Thursday, September 06, 2012
Case in point: caught an episode of WHITE COLLAR. The plot involved a spy ring from the Revolutionary War that has reformed. Along the way, people were calling each other by numbers based on which Revolutionary War hero they were a descendent of. There was a McGuffin (an original American flag), twists, turns, and red herrings. And to make matters worse, somehow the existence of this spy ring tied into a main character trying to reconcile his relationship with his absentee parents. It was part DA VINCI CODE part MALTESE FALCON part ANNIE. All in forty-something minutes because the hour was loaded with commercials and desperate pleas to visit their website.
What it really was was a complete utter mess. The story was impossible to follow. Pages and pages were devoted to exposition trying to get the audience on board but the explanations were even more arcane than the action.
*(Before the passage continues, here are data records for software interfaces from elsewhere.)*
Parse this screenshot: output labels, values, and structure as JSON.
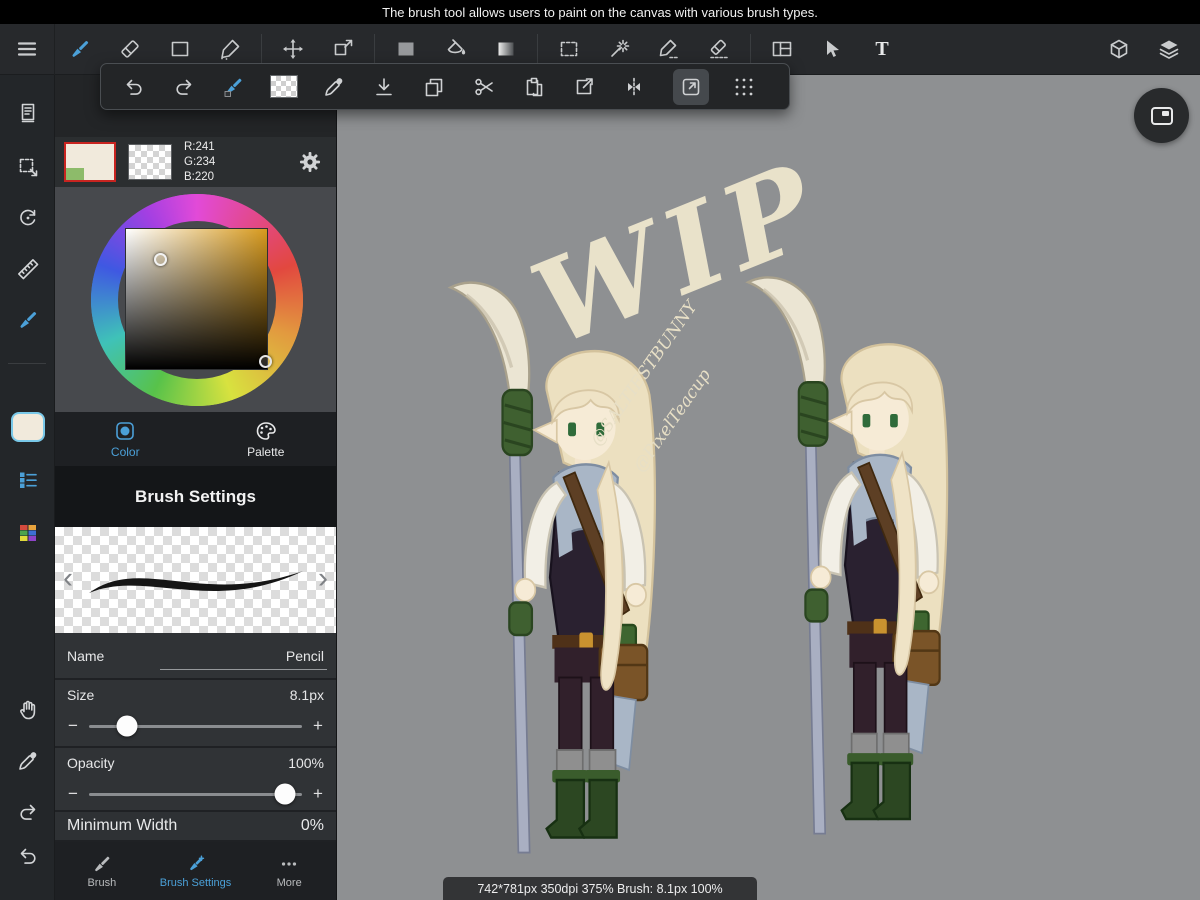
{
  "banner": {
    "text": "The brush tool allows users to paint on the canvas with various brush types."
  },
  "colors": {
    "accent": "#4ba0d8",
    "canvas_bg": "#8e9092",
    "foreground": "#f1eadc"
  },
  "swatch_row": {
    "r": "R:241",
    "g": "G:234",
    "b": "B:220"
  },
  "color_tabs": {
    "color": "Color",
    "palette": "Palette"
  },
  "brush_settings": {
    "title": "Brush Settings",
    "name_label": "Name",
    "name_value": "Pencil",
    "size_label": "Size",
    "size_value": "8.1px",
    "opacity_label": "Opacity",
    "opacity_value": "100%",
    "min_width_label": "Minimum Width",
    "min_width_value": "0%",
    "prev_glyph": "‹",
    "next_glyph": "›",
    "minus_glyph": "−",
    "plus_glyph": "+"
  },
  "bottom_tabs": {
    "brush": "Brush",
    "settings": "Brush Settings",
    "more": "More"
  },
  "toolbar": {
    "text_tool_glyph": "T"
  },
  "canvas": {
    "wip": "WIP",
    "watermark_1": "@SALTIESTBUNNY",
    "watermark_2": "@PixelTeacup",
    "status": "742*781px 350dpi 375% Brush: 8.1px 100%"
  }
}
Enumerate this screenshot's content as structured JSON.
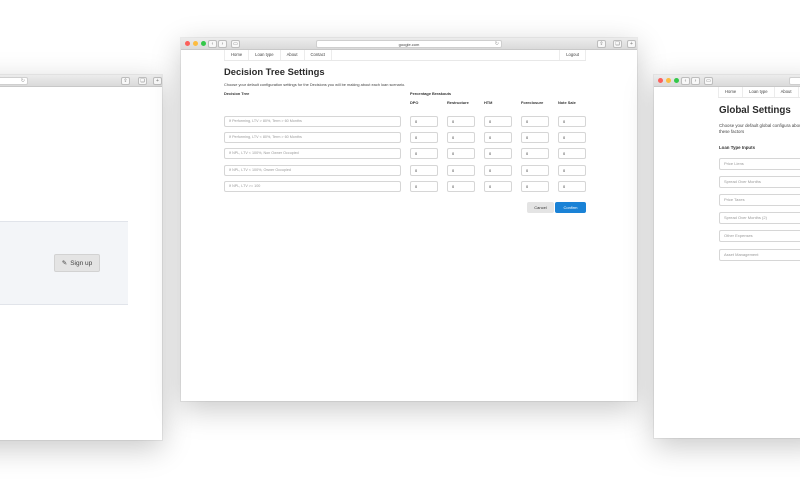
{
  "left_window": {
    "url_reload_icon": "reload-icon",
    "signup_label": "Sign up",
    "signup_icon": "edit-icon"
  },
  "main_window": {
    "url": "google.com",
    "nav": {
      "home": "Home",
      "loan_type": "Loan type",
      "about": "About",
      "contact": "Contact",
      "logout": "Logout"
    },
    "title": "Decision Tree Settings",
    "subtitle": "Choose your default configuration settings for the Decisions you will be making about each loan scenario.",
    "decision_tree_header": "Decision Tree",
    "percentage_header": "Percentage Breakouts",
    "columns": [
      "DPO",
      "Restructure",
      "HTM",
      "Foreclosure",
      "Note Sale"
    ],
    "rows": [
      {
        "placeholder": "If Performing, LTV > 80%, Term > 60 Months",
        "values": [
          "0",
          "0",
          "0",
          "0",
          "0"
        ]
      },
      {
        "placeholder": "If Performing, LTV < 80%, Term > 60 Months",
        "values": [
          "0",
          "0",
          "0",
          "0",
          "0"
        ]
      },
      {
        "placeholder": "If NPL, LTV < 100%, Non Owner Occupied",
        "values": [
          "0",
          "0",
          "0",
          "0",
          "0"
        ]
      },
      {
        "placeholder": "If NPL, LTV < 100%, Owner Occupied",
        "values": [
          "0",
          "0",
          "0",
          "0",
          "0"
        ]
      },
      {
        "placeholder": "If NPL, LTV >= 100",
        "values": [
          "0",
          "0",
          "0",
          "0",
          "0"
        ]
      }
    ],
    "cancel_label": "Cancel",
    "confirm_label": "Confirm"
  },
  "right_window": {
    "nav": {
      "home": "Home",
      "loan_type": "Loan type",
      "about": "About"
    },
    "title": "Global Settings",
    "subtitle": "Choose your default global configura about each loan with these factors",
    "section": "Loan Type Inputs",
    "inputs": [
      "Price Liens",
      "Spread Over Months",
      "Price Taxes",
      "Spread Over Months (2)",
      "Other Expenses",
      "Asset Management"
    ]
  },
  "colors": {
    "accent": "#1a82d6",
    "panel": "#f3f5f8"
  }
}
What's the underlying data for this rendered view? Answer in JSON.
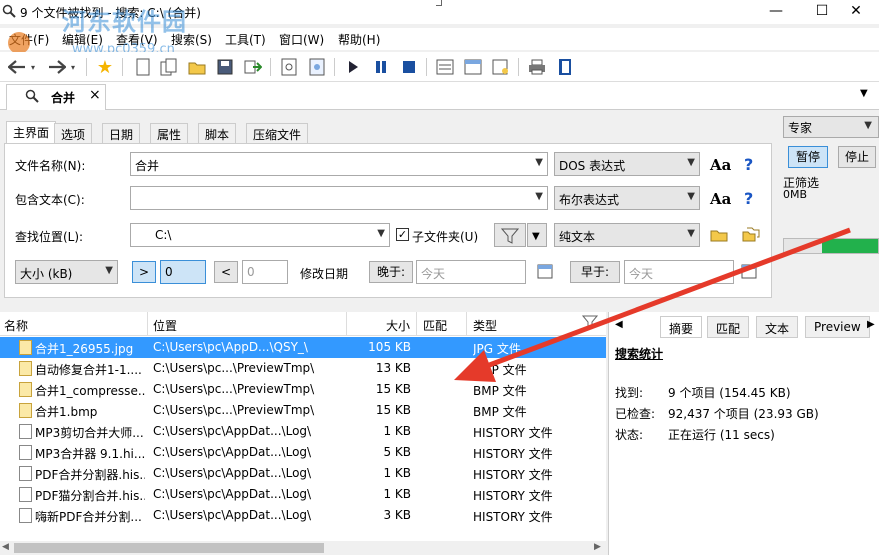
{
  "window": {
    "title": "9 个文件被找到 - 搜索: C:\\ (合并)",
    "min": "—",
    "restore": "☐",
    "close": "✕"
  },
  "watermark": {
    "line1": "河东软件园",
    "line2": "www.pc0359.cn"
  },
  "menu": [
    "文件(F)",
    "编辑(E)",
    "查看(V)",
    "搜索(S)",
    "工具(T)",
    "窗口(W)",
    "帮助(H)"
  ],
  "search_tab": {
    "label": "合并",
    "close": "×"
  },
  "panel_tabs": [
    "主界面",
    "选项",
    "日期",
    "属性",
    "脚本",
    "压缩文件"
  ],
  "form": {
    "filename_label": "文件名称(N):",
    "filename_value": "合并",
    "filename_mode": "DOS 表达式",
    "contains_label": "包含文本(C):",
    "contains_value": "",
    "contains_mode": "布尔表达式",
    "location_label": "查找位置(L):",
    "location_value": "C:\\",
    "subfolders_label": "子文件夹(U)",
    "subfolders_checked": true,
    "location_mode": "纯文本",
    "size_label": "大小 (kB)",
    "gt": ">",
    "gt_value": "0",
    "lt": "<",
    "lt_value": "0",
    "mod_date_label": "修改日期",
    "later_btn": "晚于:",
    "later_value": "今天",
    "earlier_btn": "早于:",
    "earlier_value": "今天",
    "aa": "Aa",
    "help": "?"
  },
  "right_panel": {
    "mode": "专家",
    "pause": "暂停",
    "stop": "停止",
    "status": "正筛选",
    "size": "0MB",
    "progress": 0.6
  },
  "list": {
    "headers": {
      "name": "名称",
      "location": "位置",
      "size": "大小",
      "match": "匹配",
      "type": "类型"
    },
    "rows": [
      {
        "name": "合并1_26955.jpg",
        "loc": "C:\\Users\\pc\\AppD...\\QSY_\\",
        "size": "105 KB",
        "type": "JPG 文件",
        "icon": "image-file-icon",
        "selected": true
      },
      {
        "name": "自动修复合并1-1....",
        "loc": "C:\\Users\\pc...\\PreviewTmp\\",
        "size": "13 KB",
        "type": "BMP 文件",
        "icon": "image-file-icon",
        "selected": false
      },
      {
        "name": "合并1_compresse...",
        "loc": "C:\\Users\\pc...\\PreviewTmp\\",
        "size": "15 KB",
        "type": "BMP 文件",
        "icon": "image-file-icon",
        "selected": false
      },
      {
        "name": "合并1.bmp",
        "loc": "C:\\Users\\pc...\\PreviewTmp\\",
        "size": "15 KB",
        "type": "BMP 文件",
        "icon": "image-file-icon",
        "selected": false
      },
      {
        "name": "MP3剪切合并大师...",
        "loc": "C:\\Users\\pc\\AppDat...\\Log\\",
        "size": "1 KB",
        "type": "HISTORY 文件",
        "icon": "file-icon",
        "selected": false
      },
      {
        "name": "MP3合并器 9.1.hi...",
        "loc": "C:\\Users\\pc\\AppDat...\\Log\\",
        "size": "5 KB",
        "type": "HISTORY 文件",
        "icon": "file-icon",
        "selected": false
      },
      {
        "name": "PDF合并分割器.his...",
        "loc": "C:\\Users\\pc\\AppDat...\\Log\\",
        "size": "1 KB",
        "type": "HISTORY 文件",
        "icon": "file-icon",
        "selected": false
      },
      {
        "name": "PDF猫分割合并.his...",
        "loc": "C:\\Users\\pc\\AppDat...\\Log\\",
        "size": "1 KB",
        "type": "HISTORY 文件",
        "icon": "file-icon",
        "selected": false
      },
      {
        "name": "嗨新PDF合并分割...",
        "loc": "C:\\Users\\pc\\AppDat...\\Log\\",
        "size": "3 KB",
        "type": "HISTORY 文件",
        "icon": "file-icon",
        "selected": false
      }
    ]
  },
  "stats": {
    "tabs": [
      "摘要",
      "匹配",
      "文本",
      "Preview"
    ],
    "heading": "搜索统计",
    "found_label": "找到:",
    "found_value": "9 个项目 (154.45 KB)",
    "checked_label": "已检查:",
    "checked_value": "92,437 个项目 (23.93 GB)",
    "state_label": "状态:",
    "state_value": "正在运行 (11 secs)"
  },
  "colors": {
    "selection": "#3399ff",
    "progress": "#22b14c",
    "arrow": "#e53a2a"
  }
}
There were coordinates, codes to be broken, treasure maps, clues, and the whole while I just kept saying, WHAT THE FUCK IS HAPPENING HERE?
I applaud that showrunners are trying to tell ambitious intricate stories, but there is a real danger that you can overdo it. The trap writing staffs fall into is that they discuss these stories for days and weeks. So it’s not confusing to them (hopefully). They try their best to lay in the exposition. And on paper it all makes sense. The problem is they’re too close to it.
The viewer is coming at it fresh. The scenes and explanations fly by so fast nothing lands. And if the viewers are baffled they eventually go away. Maybe not at first if they like the characters but keep doing it and eventually they’ll throw up their hands and say it's not worth the effort. In the case of PERCEPTION that’s me already. I’ve jumped off the train. And I like Eric McCormick.
Look, I've been guilty of that myself. The CHEERS "Bar Wars II" episode about the Bloody Mary contest can only be followed if watched in slow motion. Hopefully, in the subsequent Bar Wars episodes we learned our lesson.
I’m not suggesting you do stories so mind-numbingly simple even the cast of JERSEY SHORE can follow. Keep trying to find unique areas (if there really was a Revolutionary War spy ring I didn’t know that and find it interesting), but maybe leave out the last seven twists. At least the last four. There's enough gunfire in these shows without having to shoot yourself in the foot.
Remember, the USA Network’s slogan is: CHARACTERS WELCOME. It’s not WHAT THE FUCK IS HAPPENING HERE?
By Ken Levine at 6:00 AM